Cartier Masthead Final Weeks

Franchise Free and Fantastic

Roslyn Hull

Ros Hull reviews two great kids movies: The BFG and Hunt For the Wilderpeople.

School holidays! We all know what to expect from the family friendly franchises being offered but what about these two stand-alone films? 

I don’t for a moment think sequels are a bad thing (watch me be among the first to line up for the next Star Trek) but these have become the norm in commercial filmmaking, instead of the exception. If it can’t be stretched out to at least three films, is it really worth investing in? Therefore it seems wonderfully creative and refreshingly brave to make a stand-alone film.


Steven Spielberg (along with George Lucas) pretty much invented the film franchise. However, with The BFG he is in Hook territory – taking wonderful source material and making it achingly beautiful, at times hilarious and at others, dangerous. Full of the ebb and flow of real emotions, it allows two lonely creatures to find each other, have adventures and by the time the credits roll, leave the world a better place.

About three minutes in I was totally captivated by BFG and caught myself hoping he would make more films … um, hello? He isn’t actually real (although I want him to be). He is the result of a genius collaboration between the voice and motion capture of actor Mark Rylance (Best Supporting Actor for Spielberg’s last film, Bridge of Spies), Weta Digital’s Joe Letteri, Spielberg and the wonderful script by Melissa Mathison.

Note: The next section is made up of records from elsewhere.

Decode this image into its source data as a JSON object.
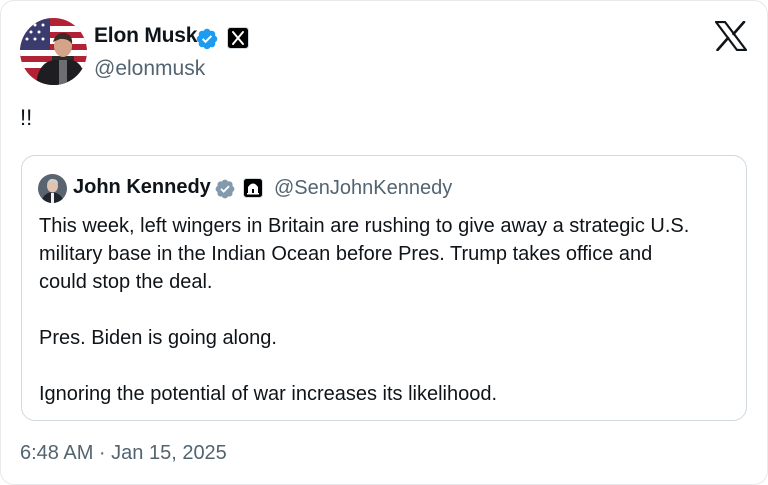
{
  "tweet": {
    "author": {
      "name": "Elon Musk",
      "handle": "@elonmusk",
      "avatar_icon": "flag-portrait-avatar",
      "verified_icon": "blue-verified-badge-icon",
      "affiliation_icon": "x-affiliation-icon",
      "verified_color": "#1d9bf0"
    },
    "text": "!!",
    "timestamp": "6:48 AM · Jan 15, 2025",
    "brand_icon": "x-logo-icon"
  },
  "quoted_tweet": {
    "author": {
      "name": "John Kennedy",
      "handle": "@SenJohnKennedy",
      "avatar_icon": "senator-portrait-avatar",
      "verified_icon": "gray-verified-badge-icon",
      "affiliation_icon": "government-building-icon",
      "verified_color": "#829aab"
    },
    "paragraphs": [
      [
        "This week, left wingers in Britain are rushing to give away a strategic U.S.",
        "military base in the Indian Ocean before Pres. Trump takes office and",
        "could stop the deal."
      ],
      [
        "Pres. Biden is going along."
      ],
      [
        "Ignoring the potential of war increases its likelihood."
      ]
    ]
  },
  "colors": {
    "text_primary": "#0f1419",
    "text_secondary": "#536471",
    "border": "#cfd9de"
  }
}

Sadly, Mathison died last year and though she didn’t write many scripts, she wrote great ones. E.T.: The Extra-Terrestrial was her last collaboration with Spielberg. Her care with, and note-perfect extension of, Roald Dahl’s book is the beating heart of what I have to say is the most magical film I’ve seen in a while. Not for the littlies but if the kids love the dark humour of other Roald Dahl stories they should enjoy this. I can see references to the Quentin Blake illustrations of the original book and it is all so gloriously ‘80s too.

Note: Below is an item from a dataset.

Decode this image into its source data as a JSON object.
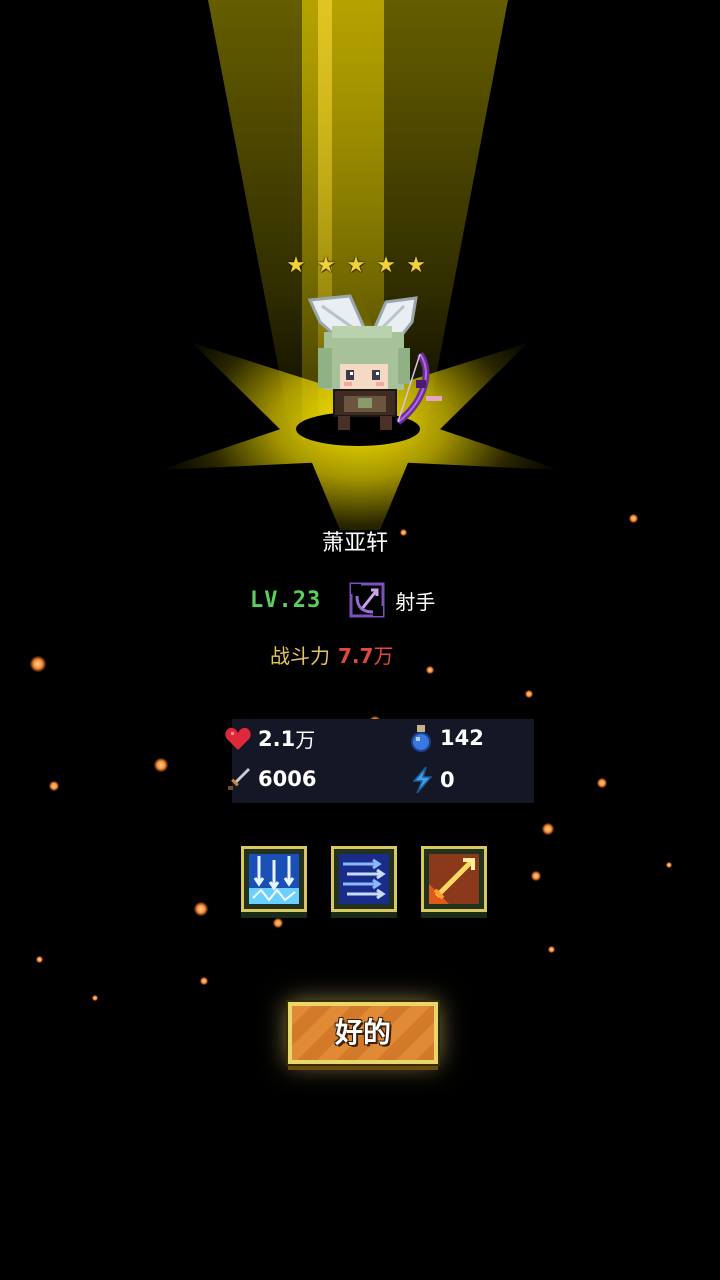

Hunt for the Wilderpeople

An entire world away – and produced with much simpler filmmaking techniques – is the brilliant film from New Zealand, Hunt for the Wilderpeople. As different as it is possible to be, nevertheless it shares an honest depiction of emotions and two lonely people finding each other with The BFG.

I could go back and watch this again tomorrow, I loved it. And if I were a teacher of Year 6 through to about Year 8, I would use this as a jumping off point to discuss life, death, the universe and everything.

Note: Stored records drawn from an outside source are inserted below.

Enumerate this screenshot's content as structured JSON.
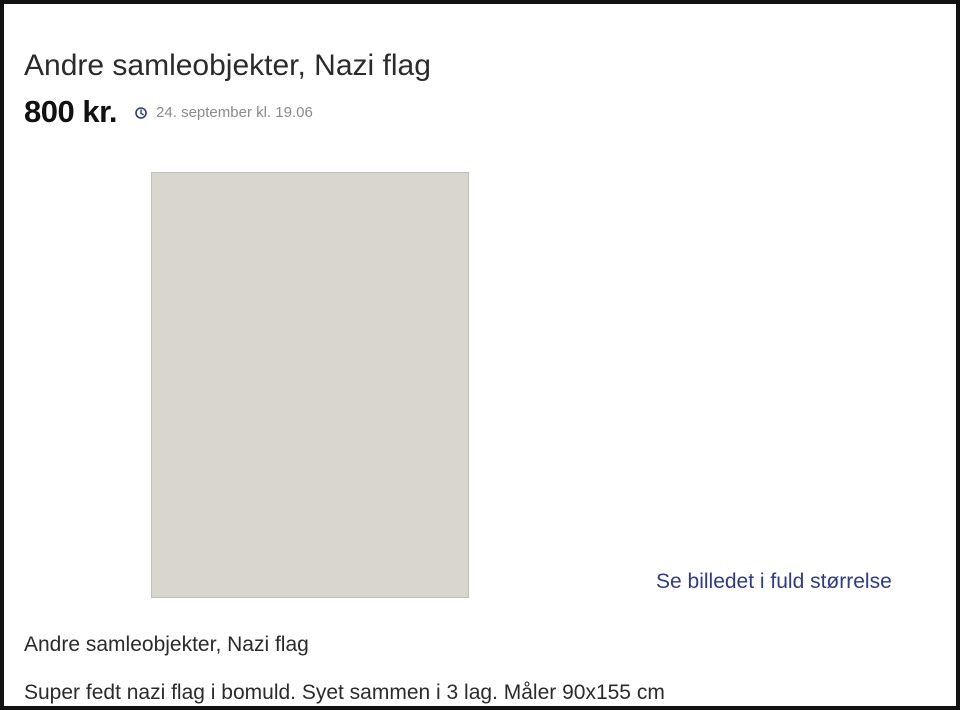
{
  "listing": {
    "title": "Andre samleobjekter, Nazi flag",
    "price": "800 kr.",
    "posted": "24. september kl. 19.06",
    "photo_label": "Nazi flag",
    "fullsize_link": "Se billedet i fuld størrelse",
    "description_title": "Andre samleobjekter, Nazi flag",
    "description": "Super fedt nazi flag i bomuld. Syet sammen i 3 lag. Måler 90x155 cm"
  },
  "icons": {
    "timestamp": "clock-icon"
  },
  "colors": {
    "link": "#2e3a8c",
    "clock_icon": "#2e3a8c",
    "timestamp_text": "#8a8a8a"
  }
}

What it says about the paths we are given in life – even about what it is to be human – is rich but so, so subtle. It is at once charming and irreverent, hilarious and sad, larger than life … and just a small film about a kid and an old bloke in the bush of NZ.

Sam Neill is, as always, terrific but he is no match for Julian Dennison! This kid is a force of nature – I loved him in Paper Planes (as Ed Oxenbould’s school friend) and he is just stellar as Ricky, the hopeless foster child case on his very last chance to get a family. He owns the screen. However, it is Neill’s grace in allowing the younger character to shine that gives this film the best ‘buddy’ vibe I have seen in ages.

The director (Taika Waititi) is getting real traction as a filmmaker of note, with four of his films premiering at the Sundance Film Festival … and his next feature being a little one called Ragnarok (the next Thor adventure). He made What We Do in the Shadows (hilarious) and appeared in that as Viago. In this film he has a Monty Python-esque cameo as a minister seemingly obsessed with Coke Zero – don’t ask, best you just go see the film!

Again, the story comes from excellent source material in the original book by Barry Crump, and again the production is wonderful. This is a very different view of New Zealand, wilder, daggier and more incredible than any other I have seen. I laughed out loud as often as I worried for the fate of the characters, or lost heart over what would become of them.

I also loved the crazy credits: Wildercast, Wildercrew, Wilderdogs …

Roslyn saw both these films as a guest of Limelight Cinemas Tuggeranong.


Ros Hull

Roslyn is a writer and storyteller who loves all things Canberra, her family, sci fi and movies – but not in that order. She has worked in museum education since 2001 and has a passion for imparting knowledge to others. Writing is her happy place, particularly if there is a dog at her feet and a coffee in her hand. More about the Author